Tuesday, May 26, 2009


Once again, John Fogerty put on one of the best shows in Ottawa last night at Scotiabank Place. Just like the last time he was here, he ran through a ton of hits, barely talked, and looked like a gleeful schoolboy as he rocked the place. Kicking things off with "Travellin' Band" and firing off a series of huge singles, the crowd was singing along and rocking out to every single tune.

Until about eleven songs in, when he switched things up to play several songs I didn't recognize. I wasn't the only one who was impatient. A guy behind me kept yelling "play Cotton Fields!" during the five-or-six song downtime. And it really is downtime. I hate to say it, because I'm not normally a Greatest-Hits concert guy. I don't want to go see Springsteen play "Glory Days" and "Dancing In The Dark" and all his big ones. I like to hear some obscure album tracks in there, and even some stuff I don't know. It adds to the show.

But it doesn't really work with Fogerty. Here's a guy who might be the greatest singles writer in music history, and that means he has about sixty truly classic tunes he can turn to when he wants to get the crowd up and going. And I can't fault the guy for wanting to play something different every now and then. But you get so keyed up when you're hearing "Bad Moon Rising" and then "Looking Out My Back Door" and then "Suzie Q" and one hit after another that not recognizing the songs, and not being able to sing along really takes the wind out of the sails of the crowd.

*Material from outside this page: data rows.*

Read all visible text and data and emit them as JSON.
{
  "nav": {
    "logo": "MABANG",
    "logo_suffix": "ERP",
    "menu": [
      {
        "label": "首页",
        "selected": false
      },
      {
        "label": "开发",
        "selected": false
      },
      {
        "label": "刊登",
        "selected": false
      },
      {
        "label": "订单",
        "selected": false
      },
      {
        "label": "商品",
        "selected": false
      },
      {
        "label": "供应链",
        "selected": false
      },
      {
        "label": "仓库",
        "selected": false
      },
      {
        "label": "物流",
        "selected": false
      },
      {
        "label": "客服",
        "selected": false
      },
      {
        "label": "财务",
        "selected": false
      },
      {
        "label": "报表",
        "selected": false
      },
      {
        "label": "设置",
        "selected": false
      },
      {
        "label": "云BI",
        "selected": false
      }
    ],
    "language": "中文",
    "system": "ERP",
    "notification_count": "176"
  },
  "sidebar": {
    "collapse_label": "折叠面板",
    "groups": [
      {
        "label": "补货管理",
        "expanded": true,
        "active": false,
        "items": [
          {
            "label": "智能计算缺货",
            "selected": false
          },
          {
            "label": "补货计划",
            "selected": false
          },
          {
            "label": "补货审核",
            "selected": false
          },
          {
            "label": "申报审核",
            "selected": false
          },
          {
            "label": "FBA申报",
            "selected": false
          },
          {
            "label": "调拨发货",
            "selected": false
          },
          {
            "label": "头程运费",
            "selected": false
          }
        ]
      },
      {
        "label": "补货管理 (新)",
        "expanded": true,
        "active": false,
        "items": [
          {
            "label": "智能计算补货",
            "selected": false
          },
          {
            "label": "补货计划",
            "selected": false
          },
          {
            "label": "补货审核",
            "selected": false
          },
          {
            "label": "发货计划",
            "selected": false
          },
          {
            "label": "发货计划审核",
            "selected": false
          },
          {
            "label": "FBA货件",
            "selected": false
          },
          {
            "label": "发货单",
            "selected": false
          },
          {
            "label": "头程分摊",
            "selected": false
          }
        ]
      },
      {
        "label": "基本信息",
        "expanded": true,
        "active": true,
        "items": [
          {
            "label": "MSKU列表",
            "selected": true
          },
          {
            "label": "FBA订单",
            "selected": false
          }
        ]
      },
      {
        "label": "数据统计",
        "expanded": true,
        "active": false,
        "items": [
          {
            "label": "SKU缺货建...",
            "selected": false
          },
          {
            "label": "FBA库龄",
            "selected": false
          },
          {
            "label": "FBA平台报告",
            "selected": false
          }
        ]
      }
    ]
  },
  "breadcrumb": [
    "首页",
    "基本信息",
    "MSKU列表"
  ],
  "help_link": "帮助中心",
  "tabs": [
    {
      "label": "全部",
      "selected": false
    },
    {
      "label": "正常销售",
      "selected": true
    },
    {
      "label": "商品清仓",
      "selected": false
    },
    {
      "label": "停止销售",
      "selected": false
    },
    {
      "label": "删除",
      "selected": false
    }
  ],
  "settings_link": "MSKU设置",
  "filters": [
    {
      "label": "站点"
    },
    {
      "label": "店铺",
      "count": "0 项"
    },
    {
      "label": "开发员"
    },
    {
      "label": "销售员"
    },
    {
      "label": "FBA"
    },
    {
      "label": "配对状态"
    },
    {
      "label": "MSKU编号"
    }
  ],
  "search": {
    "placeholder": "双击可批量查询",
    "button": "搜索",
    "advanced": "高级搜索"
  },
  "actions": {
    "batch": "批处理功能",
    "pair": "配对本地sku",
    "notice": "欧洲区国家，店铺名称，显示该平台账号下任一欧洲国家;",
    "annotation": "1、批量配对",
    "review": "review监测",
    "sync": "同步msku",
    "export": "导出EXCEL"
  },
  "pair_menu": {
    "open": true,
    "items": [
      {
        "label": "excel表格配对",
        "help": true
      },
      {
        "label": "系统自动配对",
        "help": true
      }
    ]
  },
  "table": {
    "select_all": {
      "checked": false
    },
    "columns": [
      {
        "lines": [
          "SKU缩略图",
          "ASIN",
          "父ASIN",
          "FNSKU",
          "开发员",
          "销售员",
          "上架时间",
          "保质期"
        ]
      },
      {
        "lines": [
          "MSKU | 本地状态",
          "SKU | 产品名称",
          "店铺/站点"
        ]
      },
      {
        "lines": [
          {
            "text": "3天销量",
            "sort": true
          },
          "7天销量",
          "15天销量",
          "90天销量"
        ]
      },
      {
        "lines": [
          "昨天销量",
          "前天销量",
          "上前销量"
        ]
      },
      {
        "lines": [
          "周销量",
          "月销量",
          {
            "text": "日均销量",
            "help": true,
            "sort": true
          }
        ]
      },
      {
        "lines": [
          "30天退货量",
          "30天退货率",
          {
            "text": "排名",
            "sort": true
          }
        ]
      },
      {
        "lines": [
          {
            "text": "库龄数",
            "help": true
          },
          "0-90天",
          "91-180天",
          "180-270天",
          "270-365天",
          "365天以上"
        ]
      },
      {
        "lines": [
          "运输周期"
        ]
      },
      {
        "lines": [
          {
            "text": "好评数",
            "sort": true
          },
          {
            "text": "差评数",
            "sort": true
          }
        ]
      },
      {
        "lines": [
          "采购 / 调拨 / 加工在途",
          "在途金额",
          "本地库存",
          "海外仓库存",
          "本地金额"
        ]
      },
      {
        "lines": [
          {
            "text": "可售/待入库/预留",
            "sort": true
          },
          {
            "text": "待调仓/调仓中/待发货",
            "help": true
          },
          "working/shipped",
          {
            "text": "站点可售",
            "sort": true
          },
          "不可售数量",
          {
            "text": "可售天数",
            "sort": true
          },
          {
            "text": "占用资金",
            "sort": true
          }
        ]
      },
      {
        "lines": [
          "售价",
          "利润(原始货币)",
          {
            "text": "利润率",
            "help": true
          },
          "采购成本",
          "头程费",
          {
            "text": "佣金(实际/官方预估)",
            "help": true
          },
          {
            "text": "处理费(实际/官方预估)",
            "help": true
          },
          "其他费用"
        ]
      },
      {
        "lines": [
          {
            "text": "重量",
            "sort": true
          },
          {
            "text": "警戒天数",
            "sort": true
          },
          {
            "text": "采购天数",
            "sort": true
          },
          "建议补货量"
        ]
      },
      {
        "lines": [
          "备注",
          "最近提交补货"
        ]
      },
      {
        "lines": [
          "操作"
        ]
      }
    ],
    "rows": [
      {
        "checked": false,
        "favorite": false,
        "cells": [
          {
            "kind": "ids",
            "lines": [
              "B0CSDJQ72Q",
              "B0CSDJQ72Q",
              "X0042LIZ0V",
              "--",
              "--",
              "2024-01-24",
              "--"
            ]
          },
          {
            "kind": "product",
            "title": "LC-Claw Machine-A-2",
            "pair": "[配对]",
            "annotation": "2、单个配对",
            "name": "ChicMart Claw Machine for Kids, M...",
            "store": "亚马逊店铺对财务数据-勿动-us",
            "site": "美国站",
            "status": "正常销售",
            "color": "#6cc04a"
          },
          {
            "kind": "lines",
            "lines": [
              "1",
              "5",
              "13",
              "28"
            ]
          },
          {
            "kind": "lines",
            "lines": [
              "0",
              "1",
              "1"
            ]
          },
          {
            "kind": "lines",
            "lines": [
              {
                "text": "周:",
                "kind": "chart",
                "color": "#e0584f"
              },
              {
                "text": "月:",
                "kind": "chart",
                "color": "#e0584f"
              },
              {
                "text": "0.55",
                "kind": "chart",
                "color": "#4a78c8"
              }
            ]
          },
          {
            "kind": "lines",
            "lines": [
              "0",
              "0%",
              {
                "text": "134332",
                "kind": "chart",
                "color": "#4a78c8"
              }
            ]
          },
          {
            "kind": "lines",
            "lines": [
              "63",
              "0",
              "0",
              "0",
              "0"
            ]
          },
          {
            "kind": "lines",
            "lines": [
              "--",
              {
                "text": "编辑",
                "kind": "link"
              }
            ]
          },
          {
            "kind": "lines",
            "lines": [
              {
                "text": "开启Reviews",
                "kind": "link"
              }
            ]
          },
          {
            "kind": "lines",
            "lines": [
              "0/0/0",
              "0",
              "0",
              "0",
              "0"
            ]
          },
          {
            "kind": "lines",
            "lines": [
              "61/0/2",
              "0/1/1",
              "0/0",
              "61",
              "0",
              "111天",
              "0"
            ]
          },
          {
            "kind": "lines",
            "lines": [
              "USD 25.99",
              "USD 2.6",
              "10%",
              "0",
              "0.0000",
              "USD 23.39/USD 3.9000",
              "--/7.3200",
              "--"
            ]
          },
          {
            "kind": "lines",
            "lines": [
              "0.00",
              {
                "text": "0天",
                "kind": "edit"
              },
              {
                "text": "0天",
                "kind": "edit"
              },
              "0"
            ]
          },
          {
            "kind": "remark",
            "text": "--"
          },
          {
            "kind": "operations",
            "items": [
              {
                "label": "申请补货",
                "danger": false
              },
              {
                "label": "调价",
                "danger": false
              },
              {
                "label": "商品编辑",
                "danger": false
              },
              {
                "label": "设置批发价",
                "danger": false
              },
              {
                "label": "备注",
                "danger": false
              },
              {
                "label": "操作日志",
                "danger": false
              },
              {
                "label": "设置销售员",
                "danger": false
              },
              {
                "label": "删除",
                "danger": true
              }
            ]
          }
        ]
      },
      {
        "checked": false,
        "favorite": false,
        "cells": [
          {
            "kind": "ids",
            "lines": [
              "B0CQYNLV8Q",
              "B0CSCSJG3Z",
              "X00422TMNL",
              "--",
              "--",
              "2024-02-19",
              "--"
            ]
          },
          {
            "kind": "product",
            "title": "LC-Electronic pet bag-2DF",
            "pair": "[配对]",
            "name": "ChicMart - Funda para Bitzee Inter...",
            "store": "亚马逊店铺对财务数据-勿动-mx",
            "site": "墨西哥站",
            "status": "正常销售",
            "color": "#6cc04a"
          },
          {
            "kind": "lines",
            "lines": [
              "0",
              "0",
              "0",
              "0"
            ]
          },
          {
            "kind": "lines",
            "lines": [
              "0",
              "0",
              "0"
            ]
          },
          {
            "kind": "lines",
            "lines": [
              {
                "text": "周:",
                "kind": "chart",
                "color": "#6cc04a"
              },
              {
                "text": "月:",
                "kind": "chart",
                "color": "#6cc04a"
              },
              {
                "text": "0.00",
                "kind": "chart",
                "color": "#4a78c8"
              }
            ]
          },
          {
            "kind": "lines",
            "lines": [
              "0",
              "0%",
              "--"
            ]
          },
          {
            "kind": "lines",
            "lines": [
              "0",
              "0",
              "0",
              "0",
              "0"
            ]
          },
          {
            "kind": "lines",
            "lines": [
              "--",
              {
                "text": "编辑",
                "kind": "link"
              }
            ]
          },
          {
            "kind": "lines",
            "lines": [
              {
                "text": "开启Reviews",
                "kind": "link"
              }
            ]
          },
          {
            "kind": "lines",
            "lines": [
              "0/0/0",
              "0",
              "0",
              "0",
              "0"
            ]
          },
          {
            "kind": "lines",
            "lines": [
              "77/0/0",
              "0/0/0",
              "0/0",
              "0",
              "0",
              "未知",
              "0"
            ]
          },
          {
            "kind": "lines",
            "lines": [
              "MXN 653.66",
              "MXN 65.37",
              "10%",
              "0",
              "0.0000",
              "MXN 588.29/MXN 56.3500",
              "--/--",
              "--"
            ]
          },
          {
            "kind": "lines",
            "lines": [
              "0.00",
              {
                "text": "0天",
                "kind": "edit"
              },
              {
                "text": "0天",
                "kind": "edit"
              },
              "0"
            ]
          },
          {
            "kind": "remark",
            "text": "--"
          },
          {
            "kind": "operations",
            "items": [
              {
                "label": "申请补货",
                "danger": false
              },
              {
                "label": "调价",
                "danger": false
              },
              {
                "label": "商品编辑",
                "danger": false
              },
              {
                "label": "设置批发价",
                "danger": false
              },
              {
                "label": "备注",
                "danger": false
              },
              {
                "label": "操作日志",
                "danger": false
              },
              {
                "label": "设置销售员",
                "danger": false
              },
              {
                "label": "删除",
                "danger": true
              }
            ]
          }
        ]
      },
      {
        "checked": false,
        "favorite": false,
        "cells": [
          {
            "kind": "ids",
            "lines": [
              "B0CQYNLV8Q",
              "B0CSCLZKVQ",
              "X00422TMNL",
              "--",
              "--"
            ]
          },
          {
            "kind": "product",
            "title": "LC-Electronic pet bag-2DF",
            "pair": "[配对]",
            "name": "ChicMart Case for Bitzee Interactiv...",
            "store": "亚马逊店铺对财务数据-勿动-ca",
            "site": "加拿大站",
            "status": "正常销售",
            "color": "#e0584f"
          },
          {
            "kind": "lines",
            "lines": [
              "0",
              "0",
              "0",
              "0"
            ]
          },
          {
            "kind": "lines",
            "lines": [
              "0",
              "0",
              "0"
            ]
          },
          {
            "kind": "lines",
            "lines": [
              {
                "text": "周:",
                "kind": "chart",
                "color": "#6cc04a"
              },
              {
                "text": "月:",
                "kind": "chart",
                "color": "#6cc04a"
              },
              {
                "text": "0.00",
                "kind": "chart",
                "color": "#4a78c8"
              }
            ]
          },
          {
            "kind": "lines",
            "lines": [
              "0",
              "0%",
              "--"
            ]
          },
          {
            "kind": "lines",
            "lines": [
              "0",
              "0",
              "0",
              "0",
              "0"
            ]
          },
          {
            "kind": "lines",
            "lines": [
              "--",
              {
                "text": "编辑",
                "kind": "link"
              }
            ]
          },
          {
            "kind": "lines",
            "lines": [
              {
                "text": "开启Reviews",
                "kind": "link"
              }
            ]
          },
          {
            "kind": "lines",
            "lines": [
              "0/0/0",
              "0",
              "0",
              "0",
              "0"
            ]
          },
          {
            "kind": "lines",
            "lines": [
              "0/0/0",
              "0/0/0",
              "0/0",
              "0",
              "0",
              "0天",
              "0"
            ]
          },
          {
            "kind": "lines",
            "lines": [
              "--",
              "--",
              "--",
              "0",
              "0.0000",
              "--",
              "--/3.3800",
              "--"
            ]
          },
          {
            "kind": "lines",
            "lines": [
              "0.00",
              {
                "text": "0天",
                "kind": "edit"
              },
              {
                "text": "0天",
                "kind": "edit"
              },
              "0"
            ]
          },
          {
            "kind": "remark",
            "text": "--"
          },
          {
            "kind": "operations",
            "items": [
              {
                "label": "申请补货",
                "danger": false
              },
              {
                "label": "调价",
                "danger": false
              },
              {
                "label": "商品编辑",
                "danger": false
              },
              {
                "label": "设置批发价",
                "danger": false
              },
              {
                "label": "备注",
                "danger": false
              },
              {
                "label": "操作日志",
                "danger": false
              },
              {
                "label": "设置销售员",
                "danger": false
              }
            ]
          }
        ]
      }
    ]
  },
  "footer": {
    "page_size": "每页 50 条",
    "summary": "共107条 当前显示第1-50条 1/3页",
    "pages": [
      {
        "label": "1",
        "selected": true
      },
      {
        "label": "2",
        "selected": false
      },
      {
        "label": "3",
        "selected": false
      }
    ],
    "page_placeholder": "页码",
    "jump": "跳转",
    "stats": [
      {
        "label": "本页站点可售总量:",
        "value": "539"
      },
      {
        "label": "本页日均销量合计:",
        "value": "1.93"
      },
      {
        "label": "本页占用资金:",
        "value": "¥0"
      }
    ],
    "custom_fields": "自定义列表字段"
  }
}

Then, of course, Fogerty brought them back roaring when he pulled out the baseball-bat guitar to do "Centerfield", followed that up with "Old Man Down The Road" and tore through several more giant hits before closing the show with "Fortunate Son". By that point the entire crowd seemed to be on their feet, singing along and swaying to the classic tune, and when Fogerty left the stage immediately following that song, it almost seemed like the perfect end to the show, leaving on an incredibly high note. But of course, he had yet to do "Proud Mary" and a couple of other songs, so he came back for the obilgatory encore.

Still a fantastic show, Fogerty leaps around the stage with an incredibly intense energy and infectious enthusiasm that can't help but drag people into the show with him. Many times, he stopped to thank the crowd for singing along. He also, in a rather strange moment, pulled out a picture of Scooby-Doo that his seven-year-old daughter had drawn. He was very proud that she had been able to do such a good job drawing a cartoon dog free-hand. I'm sure it was exciting, for the eleven people close enough to the stage to actually see the 8 1/2" by 11" piece of paper. Bu for me, in the first row of the 100 level, it was kind of useless. No big screens, either, to show us ALL the Scooby-Doo drawing. But even that was presented with such infectious energy that I thought to myself "I bet that is an excellent drawing for a 7-year-old". No big screens, no explosions or crazy light show. Just boundless energy, great musicians, classic tunes and a great show. Come back soon, John Fogerty!

1 comment:

  1. Hey Eric, if you go to John Fogerty's Twitter page, you'll find both the setlist & a scan of the Scooby Doo picture.

    The drawing is pretty good for a 7 year old, though unless you knew in advance that it was Scooby Doo, you might not make that connection.

    As for the show itself, I was afraid that Fogerty might be unable to live up to the standard he set at the show in '07, but he may have pushed the bar even higher this time around!